[Element data from apps and pages]
----

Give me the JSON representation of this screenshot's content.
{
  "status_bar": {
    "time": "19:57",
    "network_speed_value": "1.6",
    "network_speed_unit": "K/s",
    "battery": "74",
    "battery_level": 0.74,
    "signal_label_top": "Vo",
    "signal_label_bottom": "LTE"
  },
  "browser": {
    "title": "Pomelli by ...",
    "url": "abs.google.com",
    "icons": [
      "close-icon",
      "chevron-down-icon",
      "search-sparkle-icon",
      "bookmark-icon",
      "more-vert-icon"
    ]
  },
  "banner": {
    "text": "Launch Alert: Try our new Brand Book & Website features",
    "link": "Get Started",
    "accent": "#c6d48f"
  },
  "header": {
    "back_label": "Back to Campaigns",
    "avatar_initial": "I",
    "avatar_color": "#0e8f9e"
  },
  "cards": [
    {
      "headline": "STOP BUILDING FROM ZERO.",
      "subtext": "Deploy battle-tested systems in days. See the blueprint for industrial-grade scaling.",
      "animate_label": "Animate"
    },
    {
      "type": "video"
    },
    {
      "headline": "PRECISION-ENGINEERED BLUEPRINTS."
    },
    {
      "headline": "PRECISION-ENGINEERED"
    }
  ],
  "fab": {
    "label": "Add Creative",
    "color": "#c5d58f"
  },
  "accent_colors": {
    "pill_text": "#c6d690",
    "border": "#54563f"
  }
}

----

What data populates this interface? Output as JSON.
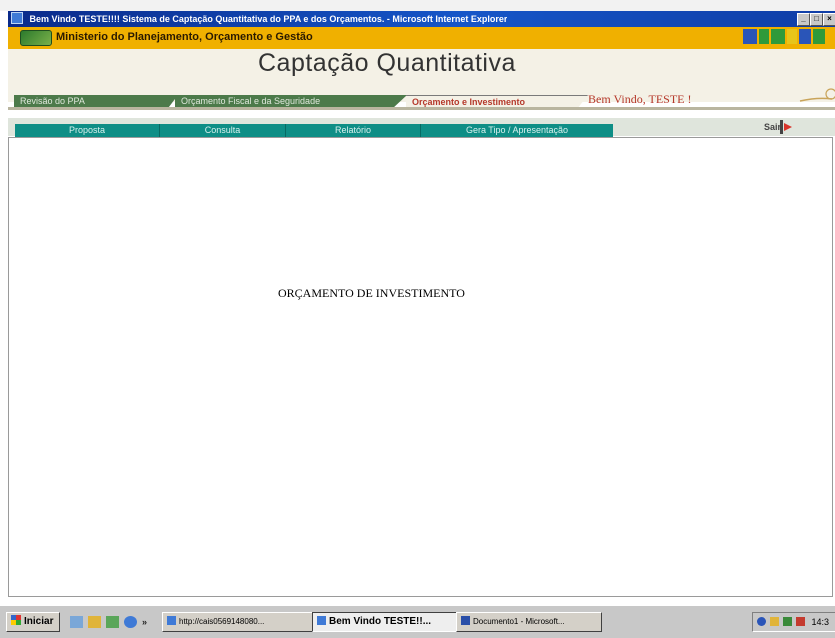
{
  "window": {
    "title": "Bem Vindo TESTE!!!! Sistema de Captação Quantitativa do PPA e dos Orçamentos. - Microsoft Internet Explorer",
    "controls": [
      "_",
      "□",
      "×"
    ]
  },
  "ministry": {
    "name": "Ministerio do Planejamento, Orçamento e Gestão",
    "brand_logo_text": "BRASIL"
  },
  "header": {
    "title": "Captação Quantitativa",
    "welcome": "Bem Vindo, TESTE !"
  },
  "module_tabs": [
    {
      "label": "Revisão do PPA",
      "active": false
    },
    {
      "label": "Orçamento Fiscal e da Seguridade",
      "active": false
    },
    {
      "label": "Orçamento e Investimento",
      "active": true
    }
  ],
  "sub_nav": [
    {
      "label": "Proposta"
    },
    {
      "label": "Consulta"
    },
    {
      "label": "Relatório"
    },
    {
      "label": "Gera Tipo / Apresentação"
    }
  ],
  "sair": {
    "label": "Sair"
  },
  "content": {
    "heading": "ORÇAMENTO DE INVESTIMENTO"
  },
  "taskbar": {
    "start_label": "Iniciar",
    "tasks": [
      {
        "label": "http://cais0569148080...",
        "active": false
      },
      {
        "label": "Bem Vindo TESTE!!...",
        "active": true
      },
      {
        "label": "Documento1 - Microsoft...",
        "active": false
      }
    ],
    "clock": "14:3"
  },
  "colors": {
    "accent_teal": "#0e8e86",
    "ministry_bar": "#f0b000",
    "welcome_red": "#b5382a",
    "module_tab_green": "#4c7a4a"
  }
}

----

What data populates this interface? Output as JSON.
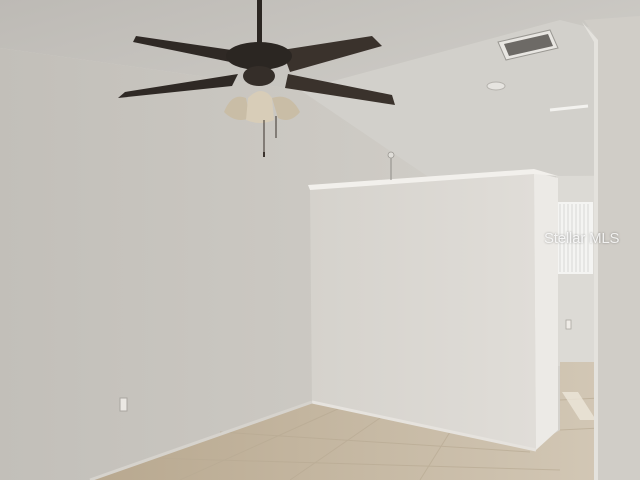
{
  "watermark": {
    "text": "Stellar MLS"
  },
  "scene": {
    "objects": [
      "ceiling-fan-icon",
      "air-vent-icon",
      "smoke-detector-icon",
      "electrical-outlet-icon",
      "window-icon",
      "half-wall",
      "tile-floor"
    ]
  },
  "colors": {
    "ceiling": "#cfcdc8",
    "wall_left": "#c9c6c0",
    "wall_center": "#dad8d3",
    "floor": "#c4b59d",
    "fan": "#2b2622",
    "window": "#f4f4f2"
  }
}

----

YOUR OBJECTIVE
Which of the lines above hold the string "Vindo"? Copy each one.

EXERCISE SOLUTION
    "title": "Bem Vindo TESTE!!!! Sistema de Captação Quantitativa do PPA e dos Orçamentos. - Microsoft Internet Explorer",
    "welcome": "Bem Vindo, TESTE !"
        "label": "Bem Vindo TESTE!!...",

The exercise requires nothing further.